Excerpts from an interface dataset »

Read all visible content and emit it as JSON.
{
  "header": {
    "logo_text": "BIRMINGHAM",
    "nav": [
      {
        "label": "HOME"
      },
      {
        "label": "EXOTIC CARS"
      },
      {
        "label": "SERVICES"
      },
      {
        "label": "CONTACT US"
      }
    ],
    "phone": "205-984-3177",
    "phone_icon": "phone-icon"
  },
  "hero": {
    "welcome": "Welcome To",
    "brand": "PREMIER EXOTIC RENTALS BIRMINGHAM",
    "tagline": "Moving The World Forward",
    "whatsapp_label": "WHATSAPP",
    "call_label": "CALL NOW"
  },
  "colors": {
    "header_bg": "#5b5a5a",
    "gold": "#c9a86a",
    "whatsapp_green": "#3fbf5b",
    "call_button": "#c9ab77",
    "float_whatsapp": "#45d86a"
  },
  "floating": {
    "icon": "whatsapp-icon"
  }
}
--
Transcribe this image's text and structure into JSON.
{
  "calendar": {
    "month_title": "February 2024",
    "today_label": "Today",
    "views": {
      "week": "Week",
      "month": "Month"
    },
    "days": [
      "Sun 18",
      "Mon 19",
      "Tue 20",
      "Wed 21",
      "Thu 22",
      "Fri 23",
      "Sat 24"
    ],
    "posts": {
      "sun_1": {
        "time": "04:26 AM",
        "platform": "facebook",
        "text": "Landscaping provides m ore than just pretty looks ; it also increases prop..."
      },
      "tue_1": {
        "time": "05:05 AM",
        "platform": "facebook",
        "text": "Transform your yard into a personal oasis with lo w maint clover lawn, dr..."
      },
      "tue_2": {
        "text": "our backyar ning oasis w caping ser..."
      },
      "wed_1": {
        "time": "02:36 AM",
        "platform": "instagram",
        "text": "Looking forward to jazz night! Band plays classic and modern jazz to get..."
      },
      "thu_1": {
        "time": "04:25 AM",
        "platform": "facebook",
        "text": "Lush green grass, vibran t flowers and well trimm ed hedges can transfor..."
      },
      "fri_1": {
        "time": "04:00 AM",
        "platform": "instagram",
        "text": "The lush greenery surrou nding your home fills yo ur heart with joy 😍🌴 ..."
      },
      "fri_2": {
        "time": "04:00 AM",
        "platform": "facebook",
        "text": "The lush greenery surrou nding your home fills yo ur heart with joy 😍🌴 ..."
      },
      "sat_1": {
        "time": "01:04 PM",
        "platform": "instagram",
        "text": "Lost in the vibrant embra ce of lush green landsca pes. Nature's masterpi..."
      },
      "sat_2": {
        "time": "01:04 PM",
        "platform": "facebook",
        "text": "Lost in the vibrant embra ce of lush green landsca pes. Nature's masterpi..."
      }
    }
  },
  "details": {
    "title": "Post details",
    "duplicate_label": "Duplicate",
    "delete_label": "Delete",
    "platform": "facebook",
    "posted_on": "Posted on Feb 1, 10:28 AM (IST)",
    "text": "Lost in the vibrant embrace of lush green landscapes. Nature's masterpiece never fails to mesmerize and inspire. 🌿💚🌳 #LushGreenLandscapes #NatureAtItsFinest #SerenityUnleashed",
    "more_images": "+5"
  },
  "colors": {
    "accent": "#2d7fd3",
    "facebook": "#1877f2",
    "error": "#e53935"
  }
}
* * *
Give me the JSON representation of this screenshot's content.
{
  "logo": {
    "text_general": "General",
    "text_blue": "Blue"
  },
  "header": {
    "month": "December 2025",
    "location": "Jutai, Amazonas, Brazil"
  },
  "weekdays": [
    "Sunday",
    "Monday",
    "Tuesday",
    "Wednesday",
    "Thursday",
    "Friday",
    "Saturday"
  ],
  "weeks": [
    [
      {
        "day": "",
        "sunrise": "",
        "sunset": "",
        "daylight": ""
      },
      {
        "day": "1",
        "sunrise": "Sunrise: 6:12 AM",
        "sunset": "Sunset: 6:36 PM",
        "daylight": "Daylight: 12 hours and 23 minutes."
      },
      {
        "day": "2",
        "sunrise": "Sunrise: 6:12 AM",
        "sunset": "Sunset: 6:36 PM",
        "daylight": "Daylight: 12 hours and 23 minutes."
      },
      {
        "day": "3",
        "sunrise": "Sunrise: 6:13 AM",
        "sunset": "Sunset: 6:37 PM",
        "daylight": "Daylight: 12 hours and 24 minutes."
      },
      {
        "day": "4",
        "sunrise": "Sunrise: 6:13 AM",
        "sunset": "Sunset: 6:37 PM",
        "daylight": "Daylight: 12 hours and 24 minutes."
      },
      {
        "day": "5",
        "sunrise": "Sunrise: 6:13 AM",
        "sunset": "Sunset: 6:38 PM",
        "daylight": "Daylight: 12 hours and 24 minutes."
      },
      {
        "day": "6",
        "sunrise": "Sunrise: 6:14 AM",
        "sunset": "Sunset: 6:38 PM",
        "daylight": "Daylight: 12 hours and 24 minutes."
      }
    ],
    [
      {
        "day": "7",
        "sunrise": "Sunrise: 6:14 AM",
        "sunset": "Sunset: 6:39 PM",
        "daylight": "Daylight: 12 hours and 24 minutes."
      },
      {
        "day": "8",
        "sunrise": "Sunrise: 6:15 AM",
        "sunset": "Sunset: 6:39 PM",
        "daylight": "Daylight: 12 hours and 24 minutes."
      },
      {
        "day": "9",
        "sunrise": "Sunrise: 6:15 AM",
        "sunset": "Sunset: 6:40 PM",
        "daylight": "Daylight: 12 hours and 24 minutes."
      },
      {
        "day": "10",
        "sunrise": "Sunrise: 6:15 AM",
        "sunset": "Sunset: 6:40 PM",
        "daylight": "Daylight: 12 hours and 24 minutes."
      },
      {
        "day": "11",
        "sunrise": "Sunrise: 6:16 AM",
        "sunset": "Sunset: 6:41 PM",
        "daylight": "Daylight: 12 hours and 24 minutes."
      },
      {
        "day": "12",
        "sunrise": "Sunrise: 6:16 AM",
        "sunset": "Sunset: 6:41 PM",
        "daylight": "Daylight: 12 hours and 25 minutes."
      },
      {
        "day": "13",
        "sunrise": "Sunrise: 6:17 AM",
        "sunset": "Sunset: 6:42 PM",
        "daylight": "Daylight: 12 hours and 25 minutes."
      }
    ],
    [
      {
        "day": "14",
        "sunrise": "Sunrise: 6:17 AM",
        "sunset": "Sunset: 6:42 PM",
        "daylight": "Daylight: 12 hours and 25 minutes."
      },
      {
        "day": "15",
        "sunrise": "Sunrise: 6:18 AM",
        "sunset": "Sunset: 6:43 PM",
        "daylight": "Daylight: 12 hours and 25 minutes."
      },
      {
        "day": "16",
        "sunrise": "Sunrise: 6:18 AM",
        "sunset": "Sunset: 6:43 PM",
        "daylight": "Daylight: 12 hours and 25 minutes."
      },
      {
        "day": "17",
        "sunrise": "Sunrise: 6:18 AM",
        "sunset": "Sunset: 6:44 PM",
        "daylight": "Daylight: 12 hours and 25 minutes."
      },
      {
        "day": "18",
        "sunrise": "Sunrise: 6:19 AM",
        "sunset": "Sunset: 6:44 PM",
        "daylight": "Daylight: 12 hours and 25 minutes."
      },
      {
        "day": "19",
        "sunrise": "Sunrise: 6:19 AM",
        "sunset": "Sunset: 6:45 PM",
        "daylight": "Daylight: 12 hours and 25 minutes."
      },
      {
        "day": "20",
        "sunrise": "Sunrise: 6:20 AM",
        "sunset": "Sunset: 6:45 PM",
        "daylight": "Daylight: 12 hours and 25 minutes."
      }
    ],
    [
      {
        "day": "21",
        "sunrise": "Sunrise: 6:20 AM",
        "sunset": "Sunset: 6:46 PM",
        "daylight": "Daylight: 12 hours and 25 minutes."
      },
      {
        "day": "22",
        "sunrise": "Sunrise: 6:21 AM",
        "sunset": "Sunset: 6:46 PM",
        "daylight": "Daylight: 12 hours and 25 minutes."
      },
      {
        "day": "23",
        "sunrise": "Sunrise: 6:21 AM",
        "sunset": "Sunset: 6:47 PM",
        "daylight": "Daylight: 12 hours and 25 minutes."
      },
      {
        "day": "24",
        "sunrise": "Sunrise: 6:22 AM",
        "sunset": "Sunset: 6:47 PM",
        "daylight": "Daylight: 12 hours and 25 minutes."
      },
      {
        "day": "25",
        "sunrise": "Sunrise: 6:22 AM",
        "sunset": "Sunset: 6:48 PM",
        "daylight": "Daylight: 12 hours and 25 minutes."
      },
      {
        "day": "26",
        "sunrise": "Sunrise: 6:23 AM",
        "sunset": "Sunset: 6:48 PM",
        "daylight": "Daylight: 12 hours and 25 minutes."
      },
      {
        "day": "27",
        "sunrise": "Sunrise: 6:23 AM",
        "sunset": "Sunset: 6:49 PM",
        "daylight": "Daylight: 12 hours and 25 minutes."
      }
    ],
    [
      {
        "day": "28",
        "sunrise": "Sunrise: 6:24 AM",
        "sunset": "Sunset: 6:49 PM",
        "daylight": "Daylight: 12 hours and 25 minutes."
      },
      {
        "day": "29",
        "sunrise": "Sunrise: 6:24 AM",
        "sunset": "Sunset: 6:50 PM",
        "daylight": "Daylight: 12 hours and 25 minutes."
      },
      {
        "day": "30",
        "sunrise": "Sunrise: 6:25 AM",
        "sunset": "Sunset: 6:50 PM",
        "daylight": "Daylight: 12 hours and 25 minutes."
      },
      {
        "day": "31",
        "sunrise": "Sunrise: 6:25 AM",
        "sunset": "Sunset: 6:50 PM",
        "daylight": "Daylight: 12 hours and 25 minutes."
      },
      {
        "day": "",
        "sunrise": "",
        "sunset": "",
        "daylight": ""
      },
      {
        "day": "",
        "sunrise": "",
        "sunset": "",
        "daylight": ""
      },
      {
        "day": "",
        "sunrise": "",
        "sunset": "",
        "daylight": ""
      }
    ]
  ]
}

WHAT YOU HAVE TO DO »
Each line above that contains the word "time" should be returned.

RESULT OF THIS EXERCISE »
        "time": "04:26 AM",
        "time": "05:05 AM",
        "time": "02:36 AM",
        "time": "04:25 AM",
        "time": "04:00 AM",
        "time": "04:00 AM",
        "time": "01:04 PM",
        "time": "01:04 PM",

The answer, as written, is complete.